I have been lucky enough to have been following Daiwas Air Guide System or “AGS” since its inception a few years ago. I’ve said it before and I’ll admit to it again, I thought it was a bit of a gimmick when I heard about it and first saw it. The fishing industry is full of gimmicks. Every company will try to tell you that their latest invention is the greatest thing since sliced bread and you simply can’t do without it. That’s OK. Thats their job, to make you feel like you need something. I pretty much approach everything with a more than average dose of scepticism. I like to judge things for myself rather than take a companies marketing as gospel (even if I did happen to work for the company at the time)
Now being a sceptic doesn’t mean I’m not itching to play with cool new toys and I was fortunate enough to get to take one of the original prototypes for a weekend. That first prototype rod wasn’t my cup of tea because the action was very fast but straight away I could tell there was something to gain from AGS. Forget about being “light” for a minute….. seriously people, get over how light a rod is as a measure of how good it is. “The worlds lightest rod” is useless if it is an unbalanced dog with a terrible action. Once you put a reel on it, unless its the “worlds lightest reel” it’s all going to even out when we are talking about one rod being 5 grams lighter than another.

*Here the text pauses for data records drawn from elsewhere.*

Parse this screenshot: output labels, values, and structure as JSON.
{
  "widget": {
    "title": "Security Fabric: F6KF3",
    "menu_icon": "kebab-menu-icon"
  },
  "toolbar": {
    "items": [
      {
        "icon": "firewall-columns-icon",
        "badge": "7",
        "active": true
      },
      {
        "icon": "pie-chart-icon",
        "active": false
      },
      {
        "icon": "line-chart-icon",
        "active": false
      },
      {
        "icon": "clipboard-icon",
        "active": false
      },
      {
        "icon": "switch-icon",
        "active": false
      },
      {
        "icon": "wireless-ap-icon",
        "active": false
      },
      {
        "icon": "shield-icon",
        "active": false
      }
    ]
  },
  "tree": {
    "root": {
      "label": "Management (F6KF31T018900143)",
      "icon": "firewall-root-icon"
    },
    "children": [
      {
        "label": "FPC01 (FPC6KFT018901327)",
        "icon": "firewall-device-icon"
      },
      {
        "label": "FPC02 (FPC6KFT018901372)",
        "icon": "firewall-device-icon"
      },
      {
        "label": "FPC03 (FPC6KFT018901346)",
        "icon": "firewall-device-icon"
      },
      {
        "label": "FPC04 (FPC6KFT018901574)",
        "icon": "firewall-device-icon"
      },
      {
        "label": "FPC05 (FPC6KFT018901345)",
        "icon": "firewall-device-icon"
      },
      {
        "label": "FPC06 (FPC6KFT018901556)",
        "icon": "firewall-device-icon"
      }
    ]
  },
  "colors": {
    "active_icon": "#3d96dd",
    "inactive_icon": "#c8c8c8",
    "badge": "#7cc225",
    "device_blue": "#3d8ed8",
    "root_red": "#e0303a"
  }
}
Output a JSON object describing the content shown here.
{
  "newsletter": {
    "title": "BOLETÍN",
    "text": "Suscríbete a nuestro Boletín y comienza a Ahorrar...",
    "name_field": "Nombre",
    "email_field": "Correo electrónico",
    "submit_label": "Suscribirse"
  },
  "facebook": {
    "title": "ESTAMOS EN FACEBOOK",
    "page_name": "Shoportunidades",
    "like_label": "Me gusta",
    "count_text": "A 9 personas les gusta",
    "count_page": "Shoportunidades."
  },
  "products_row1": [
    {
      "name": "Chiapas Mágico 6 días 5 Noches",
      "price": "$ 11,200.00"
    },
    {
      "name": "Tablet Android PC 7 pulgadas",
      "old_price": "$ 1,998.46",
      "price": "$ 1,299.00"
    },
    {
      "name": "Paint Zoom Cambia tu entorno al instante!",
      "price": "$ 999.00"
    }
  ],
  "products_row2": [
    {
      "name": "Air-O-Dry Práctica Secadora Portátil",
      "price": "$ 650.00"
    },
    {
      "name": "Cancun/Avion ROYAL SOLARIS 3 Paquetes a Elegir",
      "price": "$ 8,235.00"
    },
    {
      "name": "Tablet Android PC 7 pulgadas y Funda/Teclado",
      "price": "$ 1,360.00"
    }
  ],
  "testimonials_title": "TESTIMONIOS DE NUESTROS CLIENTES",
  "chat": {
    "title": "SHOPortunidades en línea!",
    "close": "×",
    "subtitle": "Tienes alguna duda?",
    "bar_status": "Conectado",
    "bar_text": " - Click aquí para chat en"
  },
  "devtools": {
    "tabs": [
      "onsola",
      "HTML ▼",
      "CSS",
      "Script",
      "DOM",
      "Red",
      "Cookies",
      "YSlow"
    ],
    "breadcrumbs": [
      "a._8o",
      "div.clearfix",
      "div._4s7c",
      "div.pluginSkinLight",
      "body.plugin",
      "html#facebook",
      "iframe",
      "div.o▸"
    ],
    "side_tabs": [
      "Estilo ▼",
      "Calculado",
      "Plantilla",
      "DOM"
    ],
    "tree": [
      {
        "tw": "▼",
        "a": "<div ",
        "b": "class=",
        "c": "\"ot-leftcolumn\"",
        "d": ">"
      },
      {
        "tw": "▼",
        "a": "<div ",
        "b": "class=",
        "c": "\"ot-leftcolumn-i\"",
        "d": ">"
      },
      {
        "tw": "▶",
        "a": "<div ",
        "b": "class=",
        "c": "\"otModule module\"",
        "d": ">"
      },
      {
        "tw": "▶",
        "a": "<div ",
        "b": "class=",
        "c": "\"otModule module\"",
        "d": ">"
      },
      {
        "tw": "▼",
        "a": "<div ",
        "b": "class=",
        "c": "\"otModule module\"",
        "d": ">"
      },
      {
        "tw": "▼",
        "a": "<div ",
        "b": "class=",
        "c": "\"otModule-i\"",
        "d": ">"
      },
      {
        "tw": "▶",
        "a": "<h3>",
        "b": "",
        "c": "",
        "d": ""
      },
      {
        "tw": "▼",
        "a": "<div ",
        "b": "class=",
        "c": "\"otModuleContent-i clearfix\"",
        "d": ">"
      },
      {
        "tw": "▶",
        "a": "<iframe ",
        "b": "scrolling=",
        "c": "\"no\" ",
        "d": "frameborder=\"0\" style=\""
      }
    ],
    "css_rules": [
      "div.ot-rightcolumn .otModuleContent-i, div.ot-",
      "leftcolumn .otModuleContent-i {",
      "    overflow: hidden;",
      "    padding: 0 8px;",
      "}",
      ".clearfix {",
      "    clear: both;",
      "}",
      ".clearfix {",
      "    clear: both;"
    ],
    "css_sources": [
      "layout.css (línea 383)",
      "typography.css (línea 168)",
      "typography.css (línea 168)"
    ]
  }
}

AGS guides are much lighter but they are also much more rigid than metal and this makes them work better in a few different ways. Firstly, even with that first prototype I wasn’t personally keen on the action of, the sensitivity was eye opening. I could honestly tell the difference between mud and sand when a diving crankbait hit the bottom. Feel it bounce off timber or rock and that was when using straight through fluro. The second, which is something I have learned since those earlier times and come to get a real feel for is longer and more accurate casts. Because the guides are light and rigid, the “recoil” of a rod or the wobble it has at the end of a cast is much lower. This means the rod straightens quickly regardless of it’s action compared to a similar metal guided rod and the line flows out the guides far better. I have actually seen slow motion footage of myself casting and you can tell the difference.
But. And there is always a but. Those first rods where up there in price. At first they were pushing the mid 900’s in price. Sweet machines but not for everyones budget. BUT, think about mobile phones, GPS or laptop computers, they were all prohibitively expensive to most people for the first few years and then started to come down in price to be quite reasonable. From the first Tournament AGS rod I used they stepped down a little in price to the AGS Ajing (still my most favoured weapon for glo bug trout), then we came down again in price to the AGS Battler series (a few different ones responsible for some memorable captures) and finally we are coming down again in price to the AGS Commander series that will be here soon (look for the Electric Strawberry) which I have been lucky enough to use a few times now. We are getting to the point now where the prices are quite reasonable for such and amazing technology. All I can say is, don’t take my word for it, go out and try it yourself and see.